That’s the ideal. But most of the time we’ve already built something, it’s hard to change it, and no one’s buying it. What then?
Retooling products – physical and digital – takes money and time, and both are precious to startups. It’s not feasible to build all over again, so iterate on everything but the product.
Iterate on marketing tactics. When I first created Power 20, my early sales were slow, and growth was flagging. I was tempted to create a new product altogether. I thought maybe the product was bad. The cost and time involved in creating a new product was so high that I considered to quitting the project altogether. But after some tutoring by my friend Wendy Nguyen, CEO of HealthyOut, I learned that discovery in the app store mattered more than anything else. I edited my keywords and titles to boost traffic, and sure enough, sales doubled immediately.
I’m now ready for another shot in the arm, and I’m thinking of ways to get there. The expensive things to change are features and products. The no- or low-cost change is in how I describe the product.
Iterate on the promise. Above all, your business is selling a promise. Don’t change anything about your product. Just change how you describe it. For me, I’m currently selling an “intense 20-minute workout you can do anywhere without any equipment,” but I’ve been testing the idea of “a workout app that makes you 20% stronger in 20 days.” If I find that this promise is more compelling, I’ll adjust my app accordingly. Once I’m confident about the appeal and accuracy of my claim, I’ll create a new app with minor adjustments. This would be a low-cost change.
Iterate on the market. My second boost in sales for Power 20 happened after I targeted diabetics. Power 20 workouts have a wonderful impact on helping control blood sugar levels, which is vital to diabetics and prediabetics. I collected quotes from trusted doctors, created a press release ($250 on PR Web), and then changed some of the text in the app’s description. This can carry over to almost any product or service.

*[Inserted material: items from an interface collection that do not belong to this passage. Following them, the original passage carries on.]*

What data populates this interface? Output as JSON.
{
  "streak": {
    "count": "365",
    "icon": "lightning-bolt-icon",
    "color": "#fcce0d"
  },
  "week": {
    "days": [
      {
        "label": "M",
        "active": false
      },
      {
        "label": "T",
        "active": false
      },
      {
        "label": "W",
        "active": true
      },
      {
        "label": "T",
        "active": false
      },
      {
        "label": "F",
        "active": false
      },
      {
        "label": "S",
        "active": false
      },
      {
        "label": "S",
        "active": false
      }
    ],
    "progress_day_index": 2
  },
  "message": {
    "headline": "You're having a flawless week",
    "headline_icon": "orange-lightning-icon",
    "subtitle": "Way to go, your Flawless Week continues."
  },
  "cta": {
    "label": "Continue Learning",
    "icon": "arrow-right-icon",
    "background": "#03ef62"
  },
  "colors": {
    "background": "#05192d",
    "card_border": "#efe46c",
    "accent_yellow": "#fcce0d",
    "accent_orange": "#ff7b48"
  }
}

We entrepreneurs are wary about changing our marketing messages too dramatically for fear of alienating stakeholders (investors, existing customers). But the reality is that most stakeholders ultimately value success over linear progression, and the rest of the world really doesn’t care whether you pivot markets or not.
Don’t fixate on your product too early. We fear looking bad when potential clients visit our site only to find an unfinished product. Don’t worry about that. Use one-page launch sites like Launchrock to have multiple signup pages where you test the product and messaging. Create these with love and care. While you’re hunting for product-market fit, you can direct people to that gorgeous signup site. Here’s an example from a new product I’m launching: http://signup.onemonthmadness.com.